I heard on Radio 4 this morning that like any supermarket, Morrisons was ‘cash generative’.
I’m sure it is.
That is allegedly the simple appeal for the New York private equity bid – and allegedly, too they have ‘assured’ that they will not engage in property sale and leaseback or any similar sell-off.
As Morrisons also happens to be a major UK food producer and processor, I confess I’m less than reassured.
Rent will be extracted one way or another…
Frankly I cannot understand how government declines to prevent such a major part of the UK food retail and processing sector from falling in to foreign and necessarily extractive, hands.
Does our government think?
That, I’m afraid is a rhetorical question.. For it certainly does not.
Allegedly the buyers are long term – and we must remember that the deal has not yet been approved, although the buying premium is so large shareholders who do not understand or have interests in UK food requirements, would definitely be crazy to refuse.

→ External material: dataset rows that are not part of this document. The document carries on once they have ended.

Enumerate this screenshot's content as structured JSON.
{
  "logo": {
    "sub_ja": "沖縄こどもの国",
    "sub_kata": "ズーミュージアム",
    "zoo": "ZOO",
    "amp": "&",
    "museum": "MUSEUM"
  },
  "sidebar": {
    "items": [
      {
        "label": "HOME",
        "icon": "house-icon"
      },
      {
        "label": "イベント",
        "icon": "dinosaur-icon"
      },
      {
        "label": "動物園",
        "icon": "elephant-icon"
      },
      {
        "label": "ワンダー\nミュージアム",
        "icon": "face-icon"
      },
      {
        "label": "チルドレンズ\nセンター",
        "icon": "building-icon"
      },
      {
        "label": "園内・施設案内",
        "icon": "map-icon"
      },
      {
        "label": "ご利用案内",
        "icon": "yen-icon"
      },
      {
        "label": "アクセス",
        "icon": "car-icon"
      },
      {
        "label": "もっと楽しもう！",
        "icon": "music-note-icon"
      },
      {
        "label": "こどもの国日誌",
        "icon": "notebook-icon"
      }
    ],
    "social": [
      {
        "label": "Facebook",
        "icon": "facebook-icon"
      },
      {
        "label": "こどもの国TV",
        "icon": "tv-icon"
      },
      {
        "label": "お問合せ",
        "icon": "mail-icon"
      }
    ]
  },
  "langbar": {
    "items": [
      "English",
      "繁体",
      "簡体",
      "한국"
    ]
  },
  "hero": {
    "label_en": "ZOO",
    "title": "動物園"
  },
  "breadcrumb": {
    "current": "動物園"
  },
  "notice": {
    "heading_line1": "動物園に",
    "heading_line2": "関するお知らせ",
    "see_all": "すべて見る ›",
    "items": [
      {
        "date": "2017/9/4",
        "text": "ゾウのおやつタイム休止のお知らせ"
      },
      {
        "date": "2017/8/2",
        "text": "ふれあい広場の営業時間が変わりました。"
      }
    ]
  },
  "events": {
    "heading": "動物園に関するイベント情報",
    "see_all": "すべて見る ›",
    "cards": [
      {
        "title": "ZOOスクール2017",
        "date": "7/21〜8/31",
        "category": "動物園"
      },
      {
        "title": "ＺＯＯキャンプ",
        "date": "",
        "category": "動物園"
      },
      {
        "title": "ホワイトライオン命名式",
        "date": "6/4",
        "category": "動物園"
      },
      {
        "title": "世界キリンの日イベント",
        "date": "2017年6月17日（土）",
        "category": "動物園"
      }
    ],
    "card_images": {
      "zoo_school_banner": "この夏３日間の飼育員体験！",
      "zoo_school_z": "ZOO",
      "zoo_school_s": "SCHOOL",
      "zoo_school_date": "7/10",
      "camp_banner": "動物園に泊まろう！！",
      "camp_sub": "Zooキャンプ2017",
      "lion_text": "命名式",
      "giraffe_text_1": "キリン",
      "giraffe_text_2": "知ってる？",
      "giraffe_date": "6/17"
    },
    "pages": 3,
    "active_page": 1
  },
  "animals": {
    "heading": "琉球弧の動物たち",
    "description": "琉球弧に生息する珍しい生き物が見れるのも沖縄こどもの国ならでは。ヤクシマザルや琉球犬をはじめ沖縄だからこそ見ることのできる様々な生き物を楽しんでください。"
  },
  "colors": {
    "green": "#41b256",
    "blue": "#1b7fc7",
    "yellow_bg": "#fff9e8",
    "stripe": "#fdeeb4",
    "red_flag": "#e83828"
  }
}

If all this goes towards government promoted ‘cheap’ food it will, I fear, be a complete joke – UK farmers will be no better off, even if Morrisons is itself also a farmer.
Farmers need protection and looking after – as we also heard on Radio 4 this morning.
We certainly need decent and reasonably priced food – and clearly Morrisons, usually recognised as next cheapest, after Asda, offers also considerably better general quality.
I just wonder what, for private equity, ‘harnessing’ the cash generation actually means.
It grieves me to say that we shall probably see – and, I fear, it may well be not to our general advantage….